A campaign to bring The Wizard of Oz song, “Ding Dong the Witch is Dead,” to No. 1 in the UK pop charts left the BBC in a tight spot, debating whether or not to play it. While the BBC was spared the decision when the song only rose to No. 2, the reluctance comes from the subtle suggestion that doing so would be calling a former Prime Minister a witch at best, and at worst a bitch. The song is as close as the British media will get to using the B-word for Thatcher while still being allowed on before the watershed. This kind of chauvinist naughtiness reveals just how titillated the British public can still get with a bit of sexism.
Even the much lauded Russell Brand Guardian article focused on Thatcher’s supposed flaw as a mother/matriarch figure, reading “for a national matriarch she is oddly unmaternal.
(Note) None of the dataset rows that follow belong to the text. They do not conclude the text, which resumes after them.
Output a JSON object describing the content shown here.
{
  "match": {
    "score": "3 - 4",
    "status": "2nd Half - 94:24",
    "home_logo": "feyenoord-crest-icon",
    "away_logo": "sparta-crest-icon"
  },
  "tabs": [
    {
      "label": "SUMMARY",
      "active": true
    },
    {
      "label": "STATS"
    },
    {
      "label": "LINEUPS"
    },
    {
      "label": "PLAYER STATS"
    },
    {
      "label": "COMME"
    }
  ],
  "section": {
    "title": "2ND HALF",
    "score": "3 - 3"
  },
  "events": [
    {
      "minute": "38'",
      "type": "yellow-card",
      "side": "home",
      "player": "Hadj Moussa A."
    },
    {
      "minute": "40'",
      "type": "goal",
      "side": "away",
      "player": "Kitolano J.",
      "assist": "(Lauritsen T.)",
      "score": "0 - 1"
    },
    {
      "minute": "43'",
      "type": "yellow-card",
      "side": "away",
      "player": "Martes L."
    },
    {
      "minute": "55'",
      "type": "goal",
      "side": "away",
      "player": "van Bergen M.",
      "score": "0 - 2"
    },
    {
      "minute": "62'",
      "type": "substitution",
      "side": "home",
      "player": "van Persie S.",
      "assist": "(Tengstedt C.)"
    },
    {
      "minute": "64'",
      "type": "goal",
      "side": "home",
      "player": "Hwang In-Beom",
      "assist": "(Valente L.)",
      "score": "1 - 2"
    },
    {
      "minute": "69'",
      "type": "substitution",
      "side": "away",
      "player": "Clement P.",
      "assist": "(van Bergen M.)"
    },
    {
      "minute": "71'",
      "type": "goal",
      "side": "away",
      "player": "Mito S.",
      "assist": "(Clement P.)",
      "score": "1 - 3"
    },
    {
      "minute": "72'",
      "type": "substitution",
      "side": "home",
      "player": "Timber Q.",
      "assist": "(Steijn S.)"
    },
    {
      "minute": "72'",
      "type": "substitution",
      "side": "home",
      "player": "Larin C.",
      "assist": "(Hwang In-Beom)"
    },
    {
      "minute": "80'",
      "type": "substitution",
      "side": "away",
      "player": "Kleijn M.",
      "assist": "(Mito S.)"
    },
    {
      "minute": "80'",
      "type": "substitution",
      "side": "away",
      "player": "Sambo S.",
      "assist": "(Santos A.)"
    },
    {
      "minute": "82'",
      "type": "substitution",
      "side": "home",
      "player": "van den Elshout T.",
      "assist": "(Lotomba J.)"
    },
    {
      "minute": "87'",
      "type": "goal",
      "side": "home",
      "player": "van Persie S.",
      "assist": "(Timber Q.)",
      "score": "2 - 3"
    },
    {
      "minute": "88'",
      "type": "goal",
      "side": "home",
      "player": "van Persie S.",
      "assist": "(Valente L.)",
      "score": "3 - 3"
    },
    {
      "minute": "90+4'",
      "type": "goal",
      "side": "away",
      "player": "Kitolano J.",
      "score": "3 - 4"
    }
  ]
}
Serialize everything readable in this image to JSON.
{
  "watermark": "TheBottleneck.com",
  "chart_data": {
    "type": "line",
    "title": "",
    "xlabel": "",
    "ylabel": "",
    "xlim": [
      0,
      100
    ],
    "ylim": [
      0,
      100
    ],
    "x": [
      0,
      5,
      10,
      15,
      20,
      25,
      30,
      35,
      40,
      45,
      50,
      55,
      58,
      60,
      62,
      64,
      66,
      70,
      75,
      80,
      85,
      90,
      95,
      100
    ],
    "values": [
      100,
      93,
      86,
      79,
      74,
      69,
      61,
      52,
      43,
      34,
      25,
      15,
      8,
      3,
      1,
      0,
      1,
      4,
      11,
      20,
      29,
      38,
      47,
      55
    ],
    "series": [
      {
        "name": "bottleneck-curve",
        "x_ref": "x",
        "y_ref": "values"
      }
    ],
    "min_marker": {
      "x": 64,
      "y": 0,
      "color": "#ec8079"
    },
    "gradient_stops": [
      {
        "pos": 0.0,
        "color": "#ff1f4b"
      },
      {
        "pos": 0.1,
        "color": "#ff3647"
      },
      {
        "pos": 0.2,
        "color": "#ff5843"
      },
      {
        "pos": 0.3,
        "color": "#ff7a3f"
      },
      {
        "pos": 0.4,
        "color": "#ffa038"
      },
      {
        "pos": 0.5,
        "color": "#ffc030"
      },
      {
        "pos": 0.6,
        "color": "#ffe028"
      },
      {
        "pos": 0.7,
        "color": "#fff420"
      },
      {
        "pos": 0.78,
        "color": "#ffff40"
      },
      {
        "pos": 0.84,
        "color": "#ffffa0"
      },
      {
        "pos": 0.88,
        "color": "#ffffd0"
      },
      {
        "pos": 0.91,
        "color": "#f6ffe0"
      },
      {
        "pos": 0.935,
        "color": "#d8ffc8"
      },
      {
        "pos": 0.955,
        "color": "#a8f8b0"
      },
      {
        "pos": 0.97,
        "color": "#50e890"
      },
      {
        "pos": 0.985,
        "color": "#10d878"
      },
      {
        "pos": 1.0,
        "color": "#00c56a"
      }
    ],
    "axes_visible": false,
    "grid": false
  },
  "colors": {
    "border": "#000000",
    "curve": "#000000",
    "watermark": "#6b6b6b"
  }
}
I always felt a bit sorry for her biological children Mark and Carol, wondering from whom they would get their cuddles.” I will say this, he was right in saying in response to Obama’s statement that Thatcher had broken the glass ceiling, that this occurred “only in the sense that all the women beneath her were blinded by falling shards. She is an icon of individualism, not of feminism.” Thatcher’s refusal to define herself as a feminist is well documented, and distressing. Yet watching “Ding Dong” rise to the top of the charts, it’s not difficult to postulate as to why. I will not claim to understand her motives in eschewing feminism, but as Britain’s first (and to date only) female Prime Minister, the pressure to not be ‘the Feminist Prime Minister’ must have been intense. The very fact that the “Ding Dong” campaign exists proves the existence of a still extremely hostile environment for female politicians, past and present.
Like Hillary Clinton and Sarah Palin, sexist rhetoric followed Margaret Thatcher throughout her career. As Jenny McCartney rightly points out, there exists a double standard placed on female politicians who carry out the same policies as their male counterparts, especially if it has to do with “women’s issues” (i.e. children, caring, etc.). For example, the “Thatcher the Milk-Snatcher” taunt followed her after the removal of free milk for children over the age of 7 in primary schools in 1971, when she served as Education Secretary. Very few declare Harold Wilson a “Milk-Snatcher,” despite his move to cut milk from children in secondary schools three years before Thatcher in 1968. McCartney called it: “but mothers are supposed to supply milk, not stop it.” Like Russell Brand said, she was oddly unmaternal (despite being a mother – the horror!) and that continues to be unacceptable from a female leader.
The extreme duality of hate and love over Thatcher’s time as Prime Minister fall within the Great Man theory of history. The simplistic idea that one individual was so powerful and integral to events, that they alone can be counted as directly responsible for certain actions and worthy of analysis with a degree of isolation. I would go so far as to say that while this is correct, what is different about this kind of historical analysis of Thatcher is that it is gendered. As Jenny McCartney suggested, similar actions by men in great power are rarely given the same credence, spectacle or investigation as Thatcher. Despite my shared personal objections to Thatcher’s actions as Prime Minister and the continued ideology of Thatcherism being carried on by the current Tory party, none of this excuses the sexist commentary her death has been subjected to.